I was confused at first when I started receiving e-mails and texts that signed off this way:

“Bye! Sue x”

“See you tomorrow! Jane x”

I wondered why everyone’s last name was x.

And then I was told that x means kiss and it’s just a friendly way to sign off. And people use more x’s if they like you a lot or are feeling particularly excited.

I’ve tried to adopt this habit in order not to be rude and have people think that I don’t like them, but I keep forgetting to do it because it’s very strange for me to virtual kiss anyone who is not my partner or close girl friend!


To x or not to x


4. Shops closing at 5 pm


This I find most inconvenient. I am used to shopping up till 10 pm in Singapore. I guess it has to do with labour laws here seeking to protect all residents equally. But I wonder how anyone gets any shopping done when all the shops close the moment they get off work.

It’s worse on Sundays, when supermarkets close at 4 pm so that employees can go home and enjoy some family time. I mean, I feel happy for people in the retail industry, I honestly do. But it’s just difficult to get used to it.

Just last week, on a Sunday evening, I suggested to Piers that we should go to Tesco because I want to buy some frozen fruit to make smoothies.

For the nth time, he looked at me quizzically and said, “Tesco is closed, dear.”

It took me a few seconds to remember (yet again) that he’s right.




5. Cars stopping for me


Now, this is a good thing. The British are a very gracious and polite people and I love that.

When I stop at a road to cross, a car coming my way will (8 out of 10 times) stop to let me cross. And I’m talking about a regular road without a traffic light or zebra crossing.

This is very strange because I grew up in a country where cars are king and pedestrians must bow to them and not look them in the eye. Which I think is fine because Singaporeans get taxed a serious shitload of money to drive cars, so they understandably get very possessive over roads.

So, in England, I feel bad whenever drivers stop for me because I feel that it’s easier for humans to stop than for cars to stop (especially manual cars) and they use up more petrol when they stop and start again.

While their stopping for me makes me feel very warm and appreciative, I just can’t get used to it!


Stopping cars

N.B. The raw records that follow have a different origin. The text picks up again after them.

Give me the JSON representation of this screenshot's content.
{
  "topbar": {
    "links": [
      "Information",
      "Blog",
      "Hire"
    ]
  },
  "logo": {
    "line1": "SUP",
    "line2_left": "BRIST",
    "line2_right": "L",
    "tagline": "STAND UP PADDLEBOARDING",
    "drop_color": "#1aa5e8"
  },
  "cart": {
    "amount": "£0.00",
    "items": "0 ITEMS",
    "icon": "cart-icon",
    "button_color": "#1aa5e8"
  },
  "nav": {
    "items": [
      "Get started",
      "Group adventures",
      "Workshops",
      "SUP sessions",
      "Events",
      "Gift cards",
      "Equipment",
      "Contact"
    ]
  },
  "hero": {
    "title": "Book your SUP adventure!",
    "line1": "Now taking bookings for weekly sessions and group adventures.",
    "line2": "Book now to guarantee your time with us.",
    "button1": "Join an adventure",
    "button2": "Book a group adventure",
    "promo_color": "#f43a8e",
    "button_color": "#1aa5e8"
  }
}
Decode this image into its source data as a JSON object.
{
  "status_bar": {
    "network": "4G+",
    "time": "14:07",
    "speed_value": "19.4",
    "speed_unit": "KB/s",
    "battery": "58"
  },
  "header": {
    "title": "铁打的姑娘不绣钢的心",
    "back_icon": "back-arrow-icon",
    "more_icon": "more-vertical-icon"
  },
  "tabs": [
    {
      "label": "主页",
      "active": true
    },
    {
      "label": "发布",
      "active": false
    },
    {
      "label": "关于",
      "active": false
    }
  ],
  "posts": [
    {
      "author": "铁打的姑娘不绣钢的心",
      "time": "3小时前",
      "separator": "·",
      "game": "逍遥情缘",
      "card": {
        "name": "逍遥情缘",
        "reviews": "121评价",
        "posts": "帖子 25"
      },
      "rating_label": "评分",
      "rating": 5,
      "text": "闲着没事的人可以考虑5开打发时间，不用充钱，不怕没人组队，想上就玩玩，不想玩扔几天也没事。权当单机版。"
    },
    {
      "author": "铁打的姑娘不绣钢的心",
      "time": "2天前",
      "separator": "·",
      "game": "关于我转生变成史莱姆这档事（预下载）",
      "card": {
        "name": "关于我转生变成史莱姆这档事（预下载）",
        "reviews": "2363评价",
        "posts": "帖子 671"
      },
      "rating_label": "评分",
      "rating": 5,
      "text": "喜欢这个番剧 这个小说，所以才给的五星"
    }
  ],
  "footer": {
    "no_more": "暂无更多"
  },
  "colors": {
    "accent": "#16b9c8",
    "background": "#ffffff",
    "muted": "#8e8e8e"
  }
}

That’s all for today. I’ll continue with my list when I feel like drawing more cartoons. Drawing is hard work, you know!

In the meantime, if you’re also a foreigner or immigrant here, feel free to share your stories. I will use them in subsequent posts and credit you if they’re not already on my list.